ALLERGY AND ASTHMA PROCEEDINGS, vol.34, no.4, pp.356-361, 2013 (Peer-Reviewed Journal)

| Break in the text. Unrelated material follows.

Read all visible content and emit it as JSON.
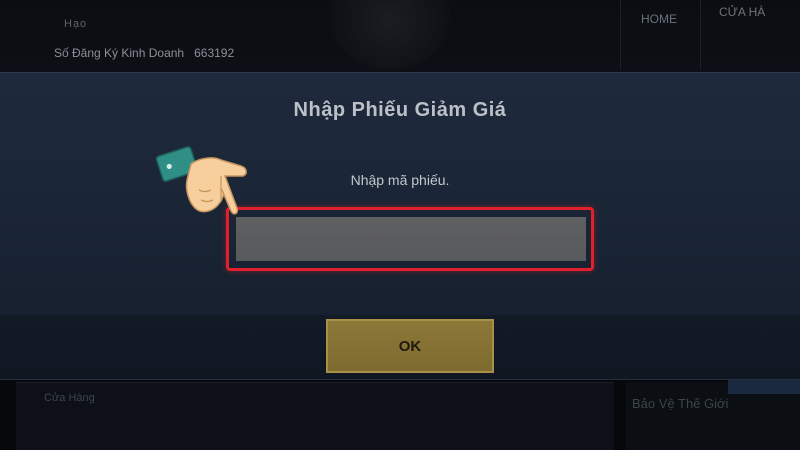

Aeroallergens may trigger symptoms in sensitized children with asthma. Documentation of sensitization is crucial to enable effective implementation of measures to prevent asthma exacerbations. To document the sensitization patterns of very young children (<= 2 years) with asthma, we retrospectively analyzed the skin-prick test (SPT) results of the largest referral center in the country. During a 4-year period, 432 children (median age, 1.21 years; male/female, 2.35) were referred. All patients had recurrent wheezing attacks and good response to inhaled bronchodilators and were diagnosed with asthma by their referring physician. SPT with eight aeroallergens (grass mix, weed mix, tree mix, mold mix, house-dust mite, cockroach, cat, and dog) was performed in 209 patients (full panel group) and the remaining 223 were tested only with a mixture of two house-dust mites (Dermatophagoides pteronyssinus and Dermatophagoides farinae; house-dust mite group). The sensitization rates in house-dust mite and full panel groups were 3.2% (7/223) and 3.3% (7/209), respectively. Univariate and multivariate modeling was unable to identify a predictor for the presence of aeroallergen sensitization. During first 2 years of life, low rates of aeroallergen sensitization and lack of predictors of sensitization in children with asthma suggest that skin testing for aeroallergens may not be a routine procedure. When there is a high index of suspicion, testing only for indoor aeroallergens including house-dust mites, molds, and pets may identify the majority of sensitized children.